2. If an aggressive driver is tailgating you, don’t sacrifice your own safety on the road by allowing yourself to be intimidated or break the speed limit. Try and make it safe for the tailgater to pass you – for example going round a roundabout twice might help.¹¹
3. Stay in control of your vehicle – do not respond by swerving or braking suddenly (unless it’s necessary to avoid an accident) as this could put you and other drivers in danger, and encourage the other driver to act more aggressively.¹²
4. If you’re being persistently harassed by the same aggressive driver, you may want to make your way to a safe, public place and call the police.¹³

The most important thing to remember is not to sacrifice your own safety when subject to road rage or aggression from other drivers. Stay calm, remain focused on the road ahead, and try to diffuse the situation whenever possible.

Dealing with stress while driving

If you’re exposed to aggression from other drivers it can be a very stressful experience.

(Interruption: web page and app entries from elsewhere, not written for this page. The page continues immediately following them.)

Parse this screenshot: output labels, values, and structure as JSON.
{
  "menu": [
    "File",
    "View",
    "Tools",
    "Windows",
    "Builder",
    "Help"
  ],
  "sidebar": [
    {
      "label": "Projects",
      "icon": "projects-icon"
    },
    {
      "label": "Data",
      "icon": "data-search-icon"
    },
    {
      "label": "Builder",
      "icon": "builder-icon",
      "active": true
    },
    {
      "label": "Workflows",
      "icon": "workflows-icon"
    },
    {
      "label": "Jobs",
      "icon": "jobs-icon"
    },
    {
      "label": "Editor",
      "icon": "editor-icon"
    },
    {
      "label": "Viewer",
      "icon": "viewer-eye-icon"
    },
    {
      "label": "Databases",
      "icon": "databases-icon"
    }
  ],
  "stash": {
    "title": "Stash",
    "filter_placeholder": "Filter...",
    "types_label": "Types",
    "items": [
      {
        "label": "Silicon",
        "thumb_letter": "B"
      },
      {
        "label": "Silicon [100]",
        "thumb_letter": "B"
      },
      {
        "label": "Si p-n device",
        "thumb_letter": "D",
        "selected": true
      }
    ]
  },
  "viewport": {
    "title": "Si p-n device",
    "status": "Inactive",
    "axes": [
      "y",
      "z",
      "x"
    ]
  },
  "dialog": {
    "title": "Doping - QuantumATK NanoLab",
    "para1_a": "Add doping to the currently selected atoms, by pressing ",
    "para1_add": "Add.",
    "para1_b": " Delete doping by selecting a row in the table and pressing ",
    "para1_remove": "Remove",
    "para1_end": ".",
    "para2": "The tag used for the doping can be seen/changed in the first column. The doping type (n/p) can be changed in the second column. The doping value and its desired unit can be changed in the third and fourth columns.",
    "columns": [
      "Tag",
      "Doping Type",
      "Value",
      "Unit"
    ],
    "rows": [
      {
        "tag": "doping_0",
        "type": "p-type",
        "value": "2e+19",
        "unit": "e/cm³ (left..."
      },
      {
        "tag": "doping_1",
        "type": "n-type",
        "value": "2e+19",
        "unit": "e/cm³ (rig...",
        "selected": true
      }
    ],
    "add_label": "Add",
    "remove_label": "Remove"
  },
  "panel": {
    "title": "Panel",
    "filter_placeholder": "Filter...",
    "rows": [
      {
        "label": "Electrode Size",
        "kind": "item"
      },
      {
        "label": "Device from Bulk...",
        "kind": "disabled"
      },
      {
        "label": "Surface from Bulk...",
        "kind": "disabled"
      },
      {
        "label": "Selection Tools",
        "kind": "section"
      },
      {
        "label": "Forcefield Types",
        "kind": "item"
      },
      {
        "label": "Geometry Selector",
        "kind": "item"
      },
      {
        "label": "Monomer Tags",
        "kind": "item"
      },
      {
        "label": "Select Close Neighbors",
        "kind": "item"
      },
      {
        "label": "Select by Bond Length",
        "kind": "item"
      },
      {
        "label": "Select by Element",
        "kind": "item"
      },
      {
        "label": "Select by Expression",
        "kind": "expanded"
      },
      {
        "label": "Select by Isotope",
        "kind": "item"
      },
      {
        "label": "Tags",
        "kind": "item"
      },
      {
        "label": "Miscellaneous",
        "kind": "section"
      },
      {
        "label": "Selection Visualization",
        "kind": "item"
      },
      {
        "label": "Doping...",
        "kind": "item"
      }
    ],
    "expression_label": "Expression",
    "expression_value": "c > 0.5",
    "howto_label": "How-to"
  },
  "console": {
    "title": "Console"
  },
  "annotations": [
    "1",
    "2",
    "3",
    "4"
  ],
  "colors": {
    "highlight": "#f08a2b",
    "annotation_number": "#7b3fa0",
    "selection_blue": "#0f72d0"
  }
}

Safe driving requires a calm approach and full concentration, so here are a few tips to help deal with stress on the road:

  • Take deep, controlled breaths to help relieve muscular tension¹⁴
  • Take a break if you need to – don’t keep driving if you feel like it’s not safe
  • Focus on the road – it sounds obvious but try not to go over the stressful incident in your head, just try to concentrate on the road and your safe driving.

 


Sources:

 

[1] https://www.gov.uk/government/uploads/system/uploads/attachment_data/
file/244137/ras50001.xls
[2] [3] http://www.theaa.com/motoring_advice/news/driving-school-road-rage-idiots.html
[4] http://www.bbc.co.uk/news/uk-23713732
[5] [6] [7] [8] http://www.theguardian.com/science/head-quarters/2013/aug/19/driving-road-neuroscience-psychology
[9] [11] [13] http://www.rospa.com/roadsafety/adviceandinformation/driving/road-rage.aspx
[10] https://www.gov.uk/general-rules-all-drivers-riders-103-to-158/general-advice-144-to-158
[12] http://www.chiltern.gov.uk/article/1733/Road-Rage
[14] http://www.brake.org.uk/info-resources/info-research/road-safety-factsheets/15-facts-a-resources/facts/487-driver-stress
.